▶ [Exercise requirements]: Every line that holds the word "address" needs to be copied from the data below.

Dataset rows describing interfaces
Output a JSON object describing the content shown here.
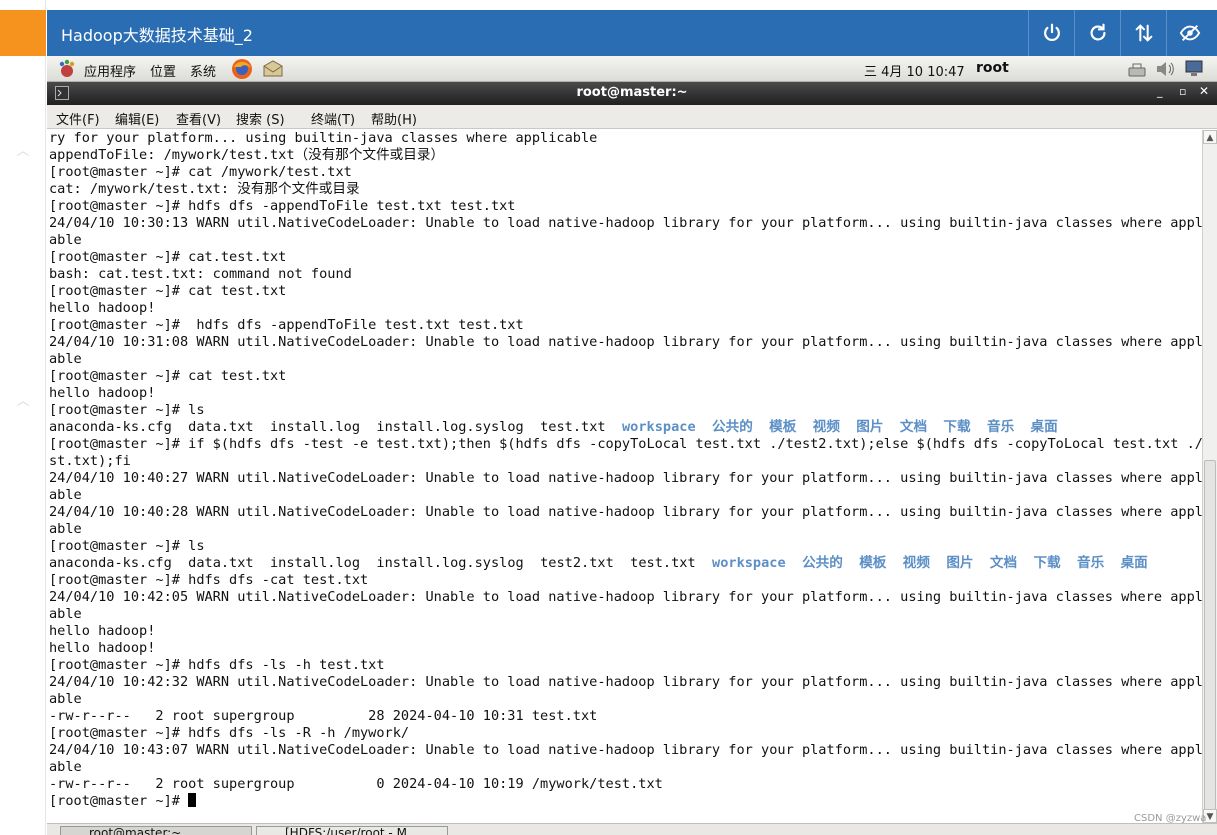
{
  "vm": {
    "title": "Hadoop大数据技术基础_2"
  },
  "panel": {
    "applications": "应用程序",
    "places": "位置",
    "system": "系统",
    "datetime": "三 4月 10 10:47",
    "user": "root"
  },
  "terminal": {
    "title": "root@master:~",
    "menu": [
      "文件(F)",
      "编辑(E)",
      "查看(V)",
      "搜索 (S)",
      "终端(T)",
      "帮助(H)"
    ],
    "lines": [
      "ry for your platform... using builtin-java classes where applicable",
      "appendToFile: /mywork/test.txt（没有那个文件或目录）",
      "[root@master ~]# cat /mywork/test.txt",
      "cat: /mywork/test.txt: 没有那个文件或目录",
      "[root@master ~]# hdfs dfs -appendToFile test.txt test.txt",
      "24/04/10 10:30:13 WARN util.NativeCodeLoader: Unable to load native-hadoop library for your platform... using builtin-java classes where applic",
      "able",
      "[root@master ~]# cat.test.txt",
      "bash: cat.test.txt: command not found",
      "[root@master ~]# cat test.txt",
      "hello hadoop!",
      "[root@master ~]#  hdfs dfs -appendToFile test.txt test.txt",
      "24/04/10 10:31:08 WARN util.NativeCodeLoader: Unable to load native-hadoop library for your platform... using builtin-java classes where applic",
      "able",
      "[root@master ~]# cat test.txt",
      "hello hadoop!",
      "[root@master ~]# ls",
      "__LS1__",
      "[root@master ~]# if $(hdfs dfs -test -e test.txt);then $(hdfs dfs -copyToLocal test.txt ./test2.txt);else $(hdfs dfs -copyToLocal test.txt ./te",
      "st.txt);fi",
      "24/04/10 10:40:27 WARN util.NativeCodeLoader: Unable to load native-hadoop library for your platform... using builtin-java classes where applic",
      "able",
      "24/04/10 10:40:28 WARN util.NativeCodeLoader: Unable to load native-hadoop library for your platform... using builtin-java classes where applic",
      "able",
      "[root@master ~]# ls",
      "__LS2__",
      "[root@master ~]# hdfs dfs -cat test.txt",
      "24/04/10 10:42:05 WARN util.NativeCodeLoader: Unable to load native-hadoop library for your platform... using builtin-java classes where applic",
      "able",
      "hello hadoop!",
      "hello hadoop!",
      "[root@master ~]# hdfs dfs -ls -h test.txt",
      "24/04/10 10:42:32 WARN util.NativeCodeLoader: Unable to load native-hadoop library for your platform... using builtin-java classes where applic",
      "able",
      "-rw-r--r--   2 root supergroup         28 2024-04-10 10:31 test.txt",
      "[root@master ~]# hdfs dfs -ls -R -h /mywork/",
      "24/04/10 10:43:07 WARN util.NativeCodeLoader: Unable to load native-hadoop library for your platform... using builtin-java classes where applic",
      "able",
      "-rw-r--r--   2 root supergroup          0 2024-04-10 10:19 /mywork/test.txt"
    ],
    "ls1_files": [
      "anaconda-ks.cfg",
      "data.txt",
      "install.log",
      "install.log.syslog",
      "test.txt"
    ],
    "ls1_dirs": [
      "workspace",
      "公共的",
      "模板",
      "视频",
      "图片",
      "文档",
      "下载",
      "音乐",
      "桌面"
    ],
    "ls2_files": [
      "anaconda-ks.cfg",
      "data.txt",
      "install.log",
      "install.log.syslog",
      "test2.txt",
      "test.txt"
    ],
    "ls2_dirs": [
      "workspace",
      "公共的",
      "模板",
      "视频",
      "图片",
      "文档",
      "下载",
      "音乐",
      "桌面"
    ],
    "prompt": "[root@master ~]# ",
    "dir_color": "#5c8fc6"
  },
  "taskbar": {
    "items": [
      "root@master:~",
      "[HDFS:/user/root - M"
    ]
  },
  "watermark": "CSDN @zyzwa",
  "colors": {
    "header_blue": "#2a6db3",
    "accent_orange": "#f6921e"
  },
  "icons": [
    "power-icon",
    "refresh-icon",
    "transfer-icon",
    "eye-icon",
    "gnome-foot-icon",
    "firefox-icon",
    "network-icon",
    "volume-icon",
    "display-icon"
  ]
}
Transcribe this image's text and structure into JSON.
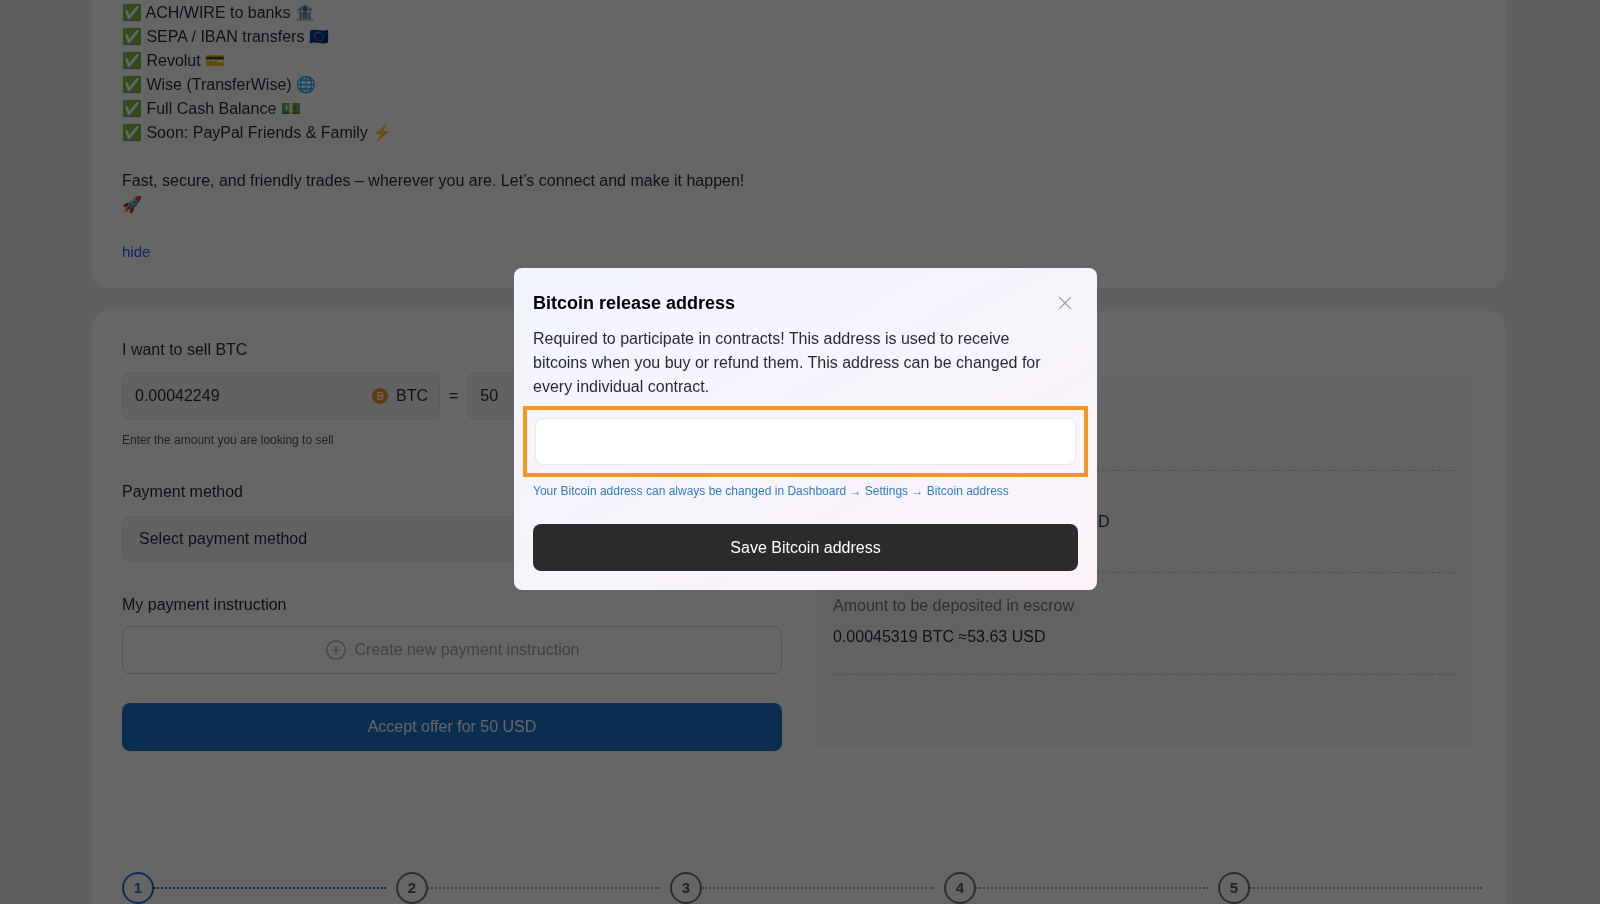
{
  "offer_description": {
    "items": [
      "✅ ACH/WIRE to banks 🏦",
      "✅ SEPA / IBAN transfers 🇪🇺",
      "✅ Revolut 💳",
      "✅ Wise (TransferWise) 🌐",
      "✅ Full Cash Balance 💵",
      "✅ Soon: PayPal Friends & Family ⚡"
    ],
    "text": "Fast, secure, and friendly trades – wherever you are. Let’s connect and make it happen!",
    "emoji": "🚀",
    "toggle": "hide"
  },
  "sell_form": {
    "amount_label": "I want to sell BTC",
    "amount": "0.00042249",
    "currency": "BTC",
    "equals": "=",
    "fiat_amount": "50",
    "amount_hint": "Enter the amount you are looking to sell",
    "payment_method_label": "Payment method",
    "payment_method_placeholder": "Select payment method",
    "instruction_label": "My payment instruction",
    "create_instruction": "Create new payment instruction",
    "accept_button": "Accept offer for 50 USD"
  },
  "summary": {
    "row_fragment": "D",
    "escrow_label": "Amount to be deposited in escrow",
    "escrow_value": "0.00045319 BTC ≈53.63 USD"
  },
  "steps": [
    {
      "label": "1",
      "selected": true
    },
    {
      "label": "2",
      "selected": false
    },
    {
      "label": "3",
      "selected": false
    },
    {
      "label": "4",
      "selected": false
    },
    {
      "label": "5",
      "selected": false
    }
  ],
  "modal": {
    "title": "Bitcoin release address",
    "description": "Required to participate in contracts! This address is used to receive bitcoins when you buy or refund them. This address can be changed for every individual contract.",
    "field_highlighted": true,
    "helper": "Your Bitcoin address can always be changed in Dashboard → Settings → Bitcoin address",
    "save_button": "Save Bitcoin address"
  }
}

▶ [Output for this task]:
    "title": "Bitcoin release address",
    "description": "Required to participate in contracts! This address is used to receive bitcoins when you buy or refund them. This address can be changed for every individual contract.",
    "helper": "Your Bitcoin address can always be changed in Dashboard → Settings → Bitcoin address",
    "save_button": "Save Bitcoin address"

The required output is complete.